While I do know that having the luxury of staying home with my little birds is a blessing and I AM thankful, I also have to admit that very often when I’m doing the same laundry for the 100th time — or doing dishes for 4th time in a day — or trying to figure out what to cook for the next meal (when I’ve just finished cleaning from the last one) — or picking up guinea pig poop — or having to repeat myself endlessly with my children, I often feel that most of the things I do all day are just plain menial.

There have been times, I even feel like anyone on Earth could do what I do –  I could just record myself saying “No. Stop fighting. Speak kindly. Try again!” and let it play on repeat on the ipod — or that I am simply that robot, Rosie from the Jetsons (please don’t tell me that you don’t know who the Jetsons are.)   Am I just wasting my talents and my education on these menial tasks that have to be done over and over and over and over, with no end in sight?!

Not that these tasks are unique to stay at home moms… all moms/dads have to get these same menial things done, but when you have no other “professional” outlet or career definition in your life, these menial tasks tend to be the things that come to define who you are – they ARE what you do.

But that is not where this topic ends.

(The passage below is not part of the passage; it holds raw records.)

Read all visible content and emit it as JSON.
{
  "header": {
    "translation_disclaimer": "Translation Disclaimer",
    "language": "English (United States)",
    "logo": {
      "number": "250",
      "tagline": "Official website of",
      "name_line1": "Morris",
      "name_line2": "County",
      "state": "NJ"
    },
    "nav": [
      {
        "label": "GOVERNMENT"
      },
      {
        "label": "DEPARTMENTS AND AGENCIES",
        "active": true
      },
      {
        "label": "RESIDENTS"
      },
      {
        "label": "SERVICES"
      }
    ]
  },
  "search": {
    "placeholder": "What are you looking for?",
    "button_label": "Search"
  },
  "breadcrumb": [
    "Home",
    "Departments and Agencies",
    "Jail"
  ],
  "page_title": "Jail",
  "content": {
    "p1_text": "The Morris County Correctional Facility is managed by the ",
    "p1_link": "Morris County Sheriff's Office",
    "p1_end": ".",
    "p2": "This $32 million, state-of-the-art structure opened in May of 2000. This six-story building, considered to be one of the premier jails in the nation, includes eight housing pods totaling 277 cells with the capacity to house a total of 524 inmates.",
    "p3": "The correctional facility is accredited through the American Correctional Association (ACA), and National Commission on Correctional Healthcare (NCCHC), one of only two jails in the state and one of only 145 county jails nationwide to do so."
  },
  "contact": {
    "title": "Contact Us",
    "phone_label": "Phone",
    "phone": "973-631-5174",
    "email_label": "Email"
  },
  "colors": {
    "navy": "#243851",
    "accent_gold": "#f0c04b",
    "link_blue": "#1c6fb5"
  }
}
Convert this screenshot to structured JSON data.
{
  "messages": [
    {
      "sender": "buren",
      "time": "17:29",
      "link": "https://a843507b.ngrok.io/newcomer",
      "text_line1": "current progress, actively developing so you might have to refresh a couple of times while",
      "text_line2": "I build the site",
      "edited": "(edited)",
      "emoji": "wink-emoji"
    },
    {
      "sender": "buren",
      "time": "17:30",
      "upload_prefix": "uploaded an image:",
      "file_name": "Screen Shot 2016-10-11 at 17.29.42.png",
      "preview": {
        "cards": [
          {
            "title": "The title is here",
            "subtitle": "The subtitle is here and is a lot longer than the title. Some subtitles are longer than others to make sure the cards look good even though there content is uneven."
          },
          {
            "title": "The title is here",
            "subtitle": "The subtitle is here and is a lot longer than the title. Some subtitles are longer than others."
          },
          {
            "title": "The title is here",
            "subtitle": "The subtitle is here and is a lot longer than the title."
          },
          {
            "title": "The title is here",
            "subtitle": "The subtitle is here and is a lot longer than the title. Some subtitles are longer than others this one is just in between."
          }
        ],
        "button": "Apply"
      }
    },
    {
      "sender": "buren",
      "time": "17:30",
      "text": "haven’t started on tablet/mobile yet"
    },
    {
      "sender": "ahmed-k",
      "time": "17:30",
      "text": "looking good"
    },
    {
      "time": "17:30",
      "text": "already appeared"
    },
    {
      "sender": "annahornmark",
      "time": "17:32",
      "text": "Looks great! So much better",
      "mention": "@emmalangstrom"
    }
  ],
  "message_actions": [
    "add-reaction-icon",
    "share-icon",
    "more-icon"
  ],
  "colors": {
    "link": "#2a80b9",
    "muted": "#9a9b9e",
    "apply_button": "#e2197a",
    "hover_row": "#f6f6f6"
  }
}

Not with the negative. Never.  I look back to that first paragraph, and I Thank Goodness that – as a Christian – my “worth” is not defined by this world.

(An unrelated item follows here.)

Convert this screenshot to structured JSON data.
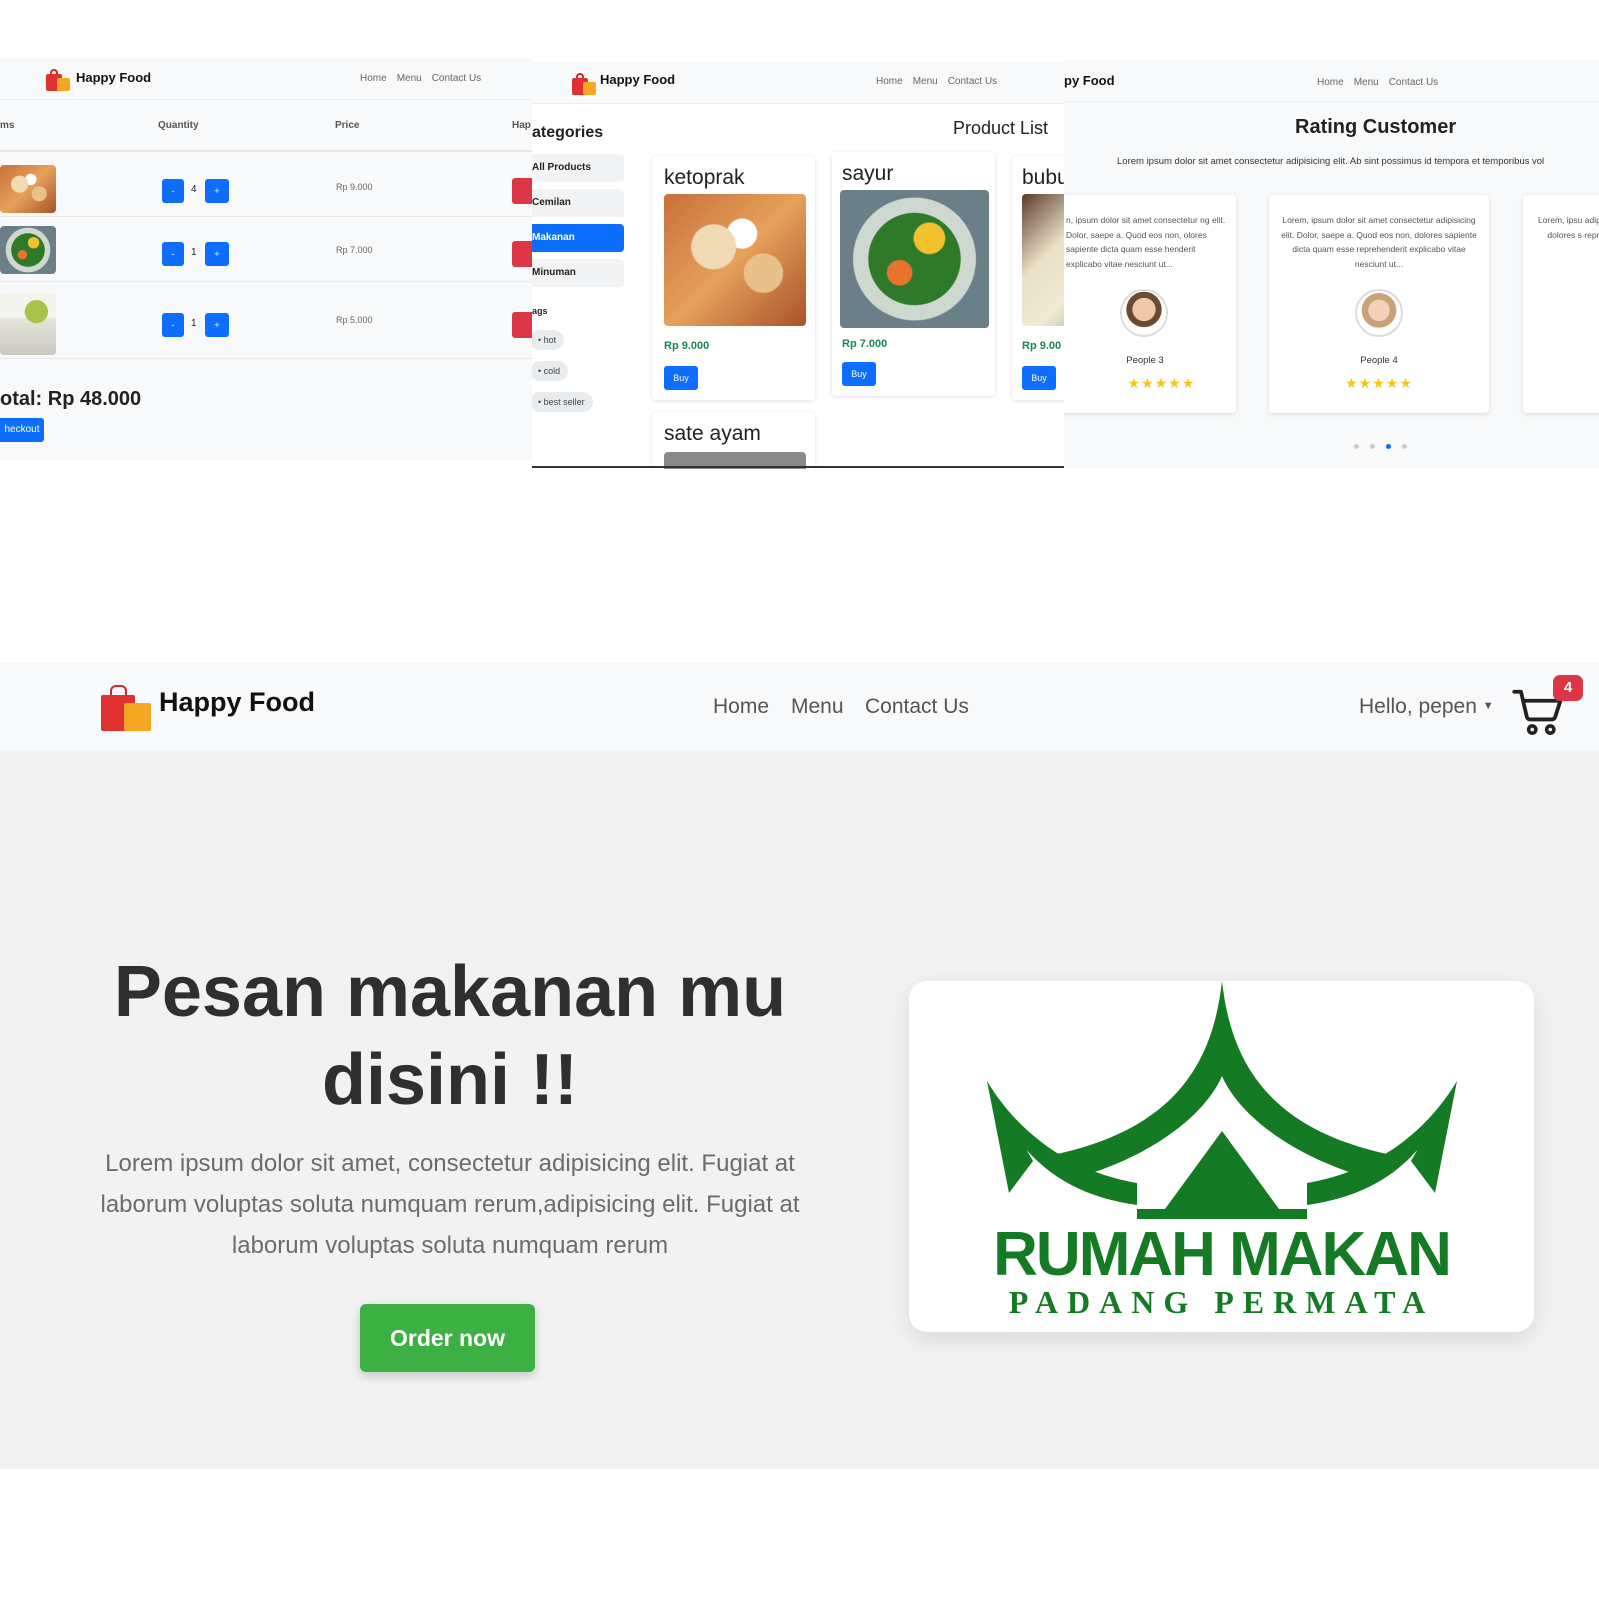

One morning a while back, during a few minutes of devotional time, I happened upon a quick writing about Holy Thursday. It reflected on Jesus’ last acts with His disciples and pointed out that in His final hours with His most beloved – His chosen – He didn’t perform miracles or do “great” works. He didn’t bring people back from the dead, he wasn’t being anointed with costly oils or perfumes or any of the multitude of things that The King would seemingly choose to do in His final time on Earth.  Instead in His final hours, He chose to spend with His earthly family, His chosen disciples.

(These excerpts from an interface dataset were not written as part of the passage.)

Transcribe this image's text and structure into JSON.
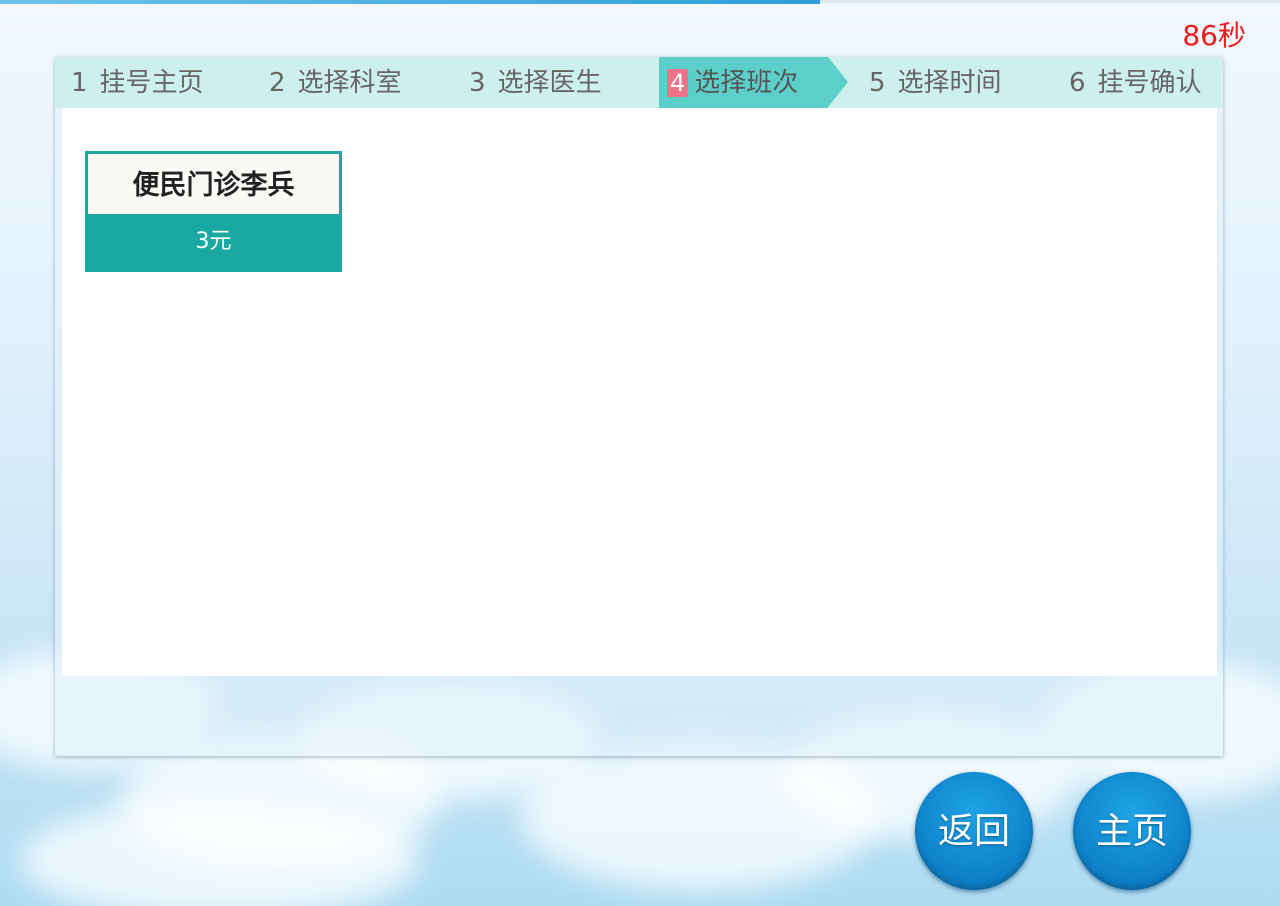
{
  "timer": {
    "text": "86秒"
  },
  "steps": [
    {
      "num": "1",
      "label": "挂号主页"
    },
    {
      "num": "2",
      "label": "选择科室"
    },
    {
      "num": "3",
      "label": "选择医生"
    },
    {
      "num": "4",
      "label": "选择班次",
      "active": true
    },
    {
      "num": "5",
      "label": "选择时间"
    },
    {
      "num": "6",
      "label": "挂号确认"
    }
  ],
  "schedule_cards": [
    {
      "name": "便民门诊李兵",
      "price": "3元"
    }
  ],
  "buttons": {
    "back_label": "返回",
    "home_label": "主页"
  },
  "colors": {
    "accent_teal": "#1aa9a2",
    "active_step": "#5ccfca",
    "step_bar": "#cdf0ee",
    "active_number_badge": "#ef7288",
    "timer_red": "#ee1b1b",
    "button_blue": "#0f84cc"
  }
}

In very much a familial way.  He chose to feed them. To teach them. To wash their feet. In essence, the very cooking, cleaning, correcting and teaching that I have loathed. That’s what was most important to Jesus in His final hours. That’s what He chose.**

Yeah, go ahead and think about that for another few seconds.

And the crazy thing is that when I found this reading – about Jesus, Himself, choosing these seemingly menial tasks as the most important things He could do in His last days, I began to find happiness in doing them.

So, I share this today to say that, here – at the end of the calendar year, I am adding a new “MORE” to my list.  As this Advent Season begins I will make the everyday things  – that I have been so desperately trying to keep from defining who I am – precisely what defines me. And by that I mean, what should – and really does – define me, is how I choose to view these tasks. My attitude towards those menial tasks defines my character.  It makes me more than just mom.  It makes me the person that I want to model for my little birds as they grow.

Menial = redefined.

* I truly don’t have any ill feelings toward my fellow moms that make these comments – not at all – I maintain that we are all on the same team. Maybe sometimes we just need to communicate about our different positions on the team and how they all work together for the greater good of our team goals.

** I had to pause and ask myself if I knew that I had a few last days on Earth, what would I choose.. would it be to do the things I have never done and go see the world? Probably. Would I choose the menial acts of service for my loved ones? Probably not.

Blog at

Up ↑

%d bloggers like this: